**Data records for software interfaces:**
++++++++++++++++++++
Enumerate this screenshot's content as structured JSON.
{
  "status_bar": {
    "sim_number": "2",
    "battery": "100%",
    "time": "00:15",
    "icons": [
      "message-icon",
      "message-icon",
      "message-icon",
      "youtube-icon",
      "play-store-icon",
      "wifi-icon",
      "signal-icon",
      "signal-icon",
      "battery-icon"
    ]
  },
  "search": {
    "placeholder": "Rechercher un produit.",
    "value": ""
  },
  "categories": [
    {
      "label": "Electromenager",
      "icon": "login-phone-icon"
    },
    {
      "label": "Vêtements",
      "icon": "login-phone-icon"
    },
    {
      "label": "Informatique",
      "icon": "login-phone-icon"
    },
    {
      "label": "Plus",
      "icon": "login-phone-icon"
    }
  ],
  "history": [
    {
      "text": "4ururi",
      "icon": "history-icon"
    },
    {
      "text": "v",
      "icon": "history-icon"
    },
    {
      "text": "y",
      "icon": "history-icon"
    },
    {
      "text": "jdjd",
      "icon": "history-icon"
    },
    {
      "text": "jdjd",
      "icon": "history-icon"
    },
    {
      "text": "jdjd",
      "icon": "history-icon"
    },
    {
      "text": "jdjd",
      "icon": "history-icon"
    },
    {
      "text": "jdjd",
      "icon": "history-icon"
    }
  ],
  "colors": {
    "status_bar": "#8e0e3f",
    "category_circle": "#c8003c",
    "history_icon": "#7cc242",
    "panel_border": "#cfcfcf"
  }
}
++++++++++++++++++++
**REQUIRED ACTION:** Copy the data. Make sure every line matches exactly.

**COMPLETED EXERCISE:**
Enumerate this screenshot's content as structured JSON.
{
  "status_bar": {
    "sim_number": "2",
    "battery": "100%",
    "time": "00:15",
    "icons": [
      "message-icon",
      "message-icon",
      "message-icon",
      "youtube-icon",
      "play-store-icon",
      "wifi-icon",
      "signal-icon",
      "signal-icon",
      "battery-icon"
    ]
  },
  "search": {
    "placeholder": "Rechercher un produit.",
    "value": ""
  },
  "categories": [
    {
      "label": "Electromenager",
      "icon": "login-phone-icon"
    },
    {
      "label": "Vêtements",
      "icon": "login-phone-icon"
    },
    {
      "label": "Informatique",
      "icon": "login-phone-icon"
    },
    {
      "label": "Plus",
      "icon": "login-phone-icon"
    }
  ],
  "history": [
    {
      "text": "4ururi",
      "icon": "history-icon"
    },
    {
      "text": "v",
      "icon": "history-icon"
    },
    {
      "text": "y",
      "icon": "history-icon"
    },
    {
      "text": "jdjd",
      "icon": "history-icon"
    },
    {
      "text": "jdjd",
      "icon": "history-icon"
    },
    {
      "text": "jdjd",
      "icon": "history-icon"
    },
    {
      "text": "jdjd",
      "icon": "history-icon"
    },
    {
      "text": "jdjd",
      "icon": "history-icon"
    }
  ],
  "colors": {
    "status_bar": "#8e0e3f",
    "category_circle": "#c8003c",
    "history_icon": "#7cc242",
    "panel_border": "#cfcfcf"
  }
}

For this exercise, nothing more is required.